One of the many things that drew me to MIP over other MBA programs were the opportunities presented to gain valuable work experience as you are still in the program. This begins with the Organizational Checkup, typically done in the second term.

The project looks like this: students are divided into groups of four and assigned to work with a company on a consultancy basis. The company provides the group with a problem to solve: reconfiguring their supply chain, redefining best HR practices, new accountancy procedures, etc.

Of course, my experience was a little unorthodox.

Boffi S.p.a, a luxury Italian kitchen and bath design firm had a stock problem. Made sense. A global recession left many companies with an excess of stock. Sounded great. We walked away from our first meeting feeling confident and nervous for our next meeting at Boffi’s headquarters with the CEO.

Walking into any boardroom for any high level meeting can be nerve wracking, but when you’re faced with not one but three CEOs each representing globally recognized luxury furniture companies, it’s intimidating.

Turns out, Boffi had reached out to two other luxury furniture companies, Cassina and B&B Italia to see what they were doing about their overstock. Taking a cue from their fashion counterparts, they wanted to explore the possibility of creating a luxury furniture outlet. And it was our job to not only do a feasibility assessment, but to give them a picture of what this outlet would look like and calculate the profitability of this joint venture.

Once out of the meeting, it was a relief to know that my other team members felt about as shell-shocked as I did. We went back to MIP and spoke with career services about the nature of the project. Was this beyond the scope of a normal Organizational Check-up? Yes. We were wondering why they didn’t hire a consultancy firm to do this for them? Of course. Were we going to pull out because this might be a tad bit over our heads? Not a chance in hell.

We formulated a game plan:

  1. Study all three companies and get to know their showrooms and stock inside and out- what sells fast, what takes longer, type of clientele, installation process of purchased products, etc.
  2. Figure out where and just what goes into building a physical outlet.
  3. Estimate all costs involved– building, marketing, HR, operations, etc.
  4. Find an alternative – if the outlet isn’t the best solution… what is?

This project was one of the most pivotal moments not only of the MBA, but of my professional career. As everyone in my group spoke fluent Italian and I understood far more than I spoke, virtually all of our meetings were held in Italian. I would sit in meetings with my Italian-English dictionary and everyone was okay with me asking questions in English, or having one of my teammates translating for me when I wasn’t confident I could express myself in Italian. Anything I didn’t understand, I wrote down and we would go over it in detail over a glass of Prosecco -a ritual we developed as we tried to sort out our next steps. I learned financial terms, architectural terms and key tax lingo. Nothing prepared me more for doing business internationally quite like the Organizational Check-up. It’s the real reason I picked up Italian as fast as I did and why I am now comfortable with business negotiations in the language.

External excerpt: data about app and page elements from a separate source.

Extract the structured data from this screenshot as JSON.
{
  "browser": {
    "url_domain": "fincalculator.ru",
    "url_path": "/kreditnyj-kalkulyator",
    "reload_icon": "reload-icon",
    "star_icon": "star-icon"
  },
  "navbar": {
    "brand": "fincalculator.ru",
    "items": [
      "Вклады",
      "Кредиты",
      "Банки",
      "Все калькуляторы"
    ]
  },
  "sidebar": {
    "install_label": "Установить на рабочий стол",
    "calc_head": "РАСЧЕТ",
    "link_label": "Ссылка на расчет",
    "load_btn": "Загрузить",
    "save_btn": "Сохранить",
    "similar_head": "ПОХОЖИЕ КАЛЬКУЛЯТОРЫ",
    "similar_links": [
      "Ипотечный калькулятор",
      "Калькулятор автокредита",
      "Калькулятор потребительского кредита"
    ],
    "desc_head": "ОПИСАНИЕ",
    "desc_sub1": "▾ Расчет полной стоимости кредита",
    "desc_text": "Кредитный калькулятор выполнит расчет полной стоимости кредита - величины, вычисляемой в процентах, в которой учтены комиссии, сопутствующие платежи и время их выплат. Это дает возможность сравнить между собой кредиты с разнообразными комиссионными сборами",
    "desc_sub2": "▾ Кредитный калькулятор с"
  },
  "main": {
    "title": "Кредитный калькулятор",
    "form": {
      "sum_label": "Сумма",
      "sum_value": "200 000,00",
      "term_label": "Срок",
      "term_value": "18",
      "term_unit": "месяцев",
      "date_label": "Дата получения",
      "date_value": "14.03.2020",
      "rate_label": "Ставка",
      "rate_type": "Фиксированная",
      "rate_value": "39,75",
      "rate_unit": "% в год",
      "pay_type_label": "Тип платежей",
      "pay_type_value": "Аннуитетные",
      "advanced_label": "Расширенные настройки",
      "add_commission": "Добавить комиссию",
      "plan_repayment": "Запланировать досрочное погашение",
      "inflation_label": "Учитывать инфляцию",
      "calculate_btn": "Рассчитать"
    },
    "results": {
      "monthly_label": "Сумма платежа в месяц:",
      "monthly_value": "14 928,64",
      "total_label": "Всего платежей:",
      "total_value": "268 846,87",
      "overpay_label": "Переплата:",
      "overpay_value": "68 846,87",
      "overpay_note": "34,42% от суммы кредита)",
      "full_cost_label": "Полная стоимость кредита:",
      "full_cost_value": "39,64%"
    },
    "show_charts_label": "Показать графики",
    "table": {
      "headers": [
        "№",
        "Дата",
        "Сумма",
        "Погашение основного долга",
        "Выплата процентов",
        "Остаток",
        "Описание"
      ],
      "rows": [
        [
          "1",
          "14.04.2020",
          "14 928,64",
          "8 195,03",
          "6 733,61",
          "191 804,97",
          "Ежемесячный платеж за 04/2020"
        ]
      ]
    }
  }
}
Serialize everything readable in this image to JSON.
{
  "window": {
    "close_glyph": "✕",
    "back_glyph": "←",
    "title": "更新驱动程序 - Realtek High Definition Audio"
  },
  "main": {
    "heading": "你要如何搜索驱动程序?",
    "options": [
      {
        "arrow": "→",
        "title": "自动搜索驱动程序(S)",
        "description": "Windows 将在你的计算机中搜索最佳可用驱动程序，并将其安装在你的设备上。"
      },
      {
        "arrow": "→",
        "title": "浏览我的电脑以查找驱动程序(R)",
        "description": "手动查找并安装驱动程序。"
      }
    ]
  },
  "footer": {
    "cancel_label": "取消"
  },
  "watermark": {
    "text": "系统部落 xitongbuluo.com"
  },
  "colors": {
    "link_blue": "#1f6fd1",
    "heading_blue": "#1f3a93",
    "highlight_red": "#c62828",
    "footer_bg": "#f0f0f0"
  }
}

We found a professor of architecture willing to help us price out the costs of building an outlet and finding the right location for it. We mystery shopped – our clients’ stores (for at this point, it was how we had to consider Boffi, Cassina and B&B Italia), trips to outlets, and competitors stores. We looked at examples outside of Italy -for example, how is it done in France? We calculated the costs of opening a new store for each company. And we came up with two alternatives: invite more luxury firms to join this new venture or forgo the physical outlet and create one online.

Our project concluded with one final meeting with our marketing liaisons from all three companies, and their CEOs at Boffi’s headquarters on a snowy morning just before Christmas. Putting the final touches on the presentation in the car, we silently prayed that our suggestion to create the first online luxury Italian furniture outlet would be met with a positive reaction.

It was. And setting up a plan for the website became our project next term as a part of the Business Plan. Here’s the site:

We ended up being awarded Best Organizational Checkup at graduation at the end of the program. It demonstrated just what we were capable of and gave us a chance to see that everything we were learning in the classroom really is applicable in the real world.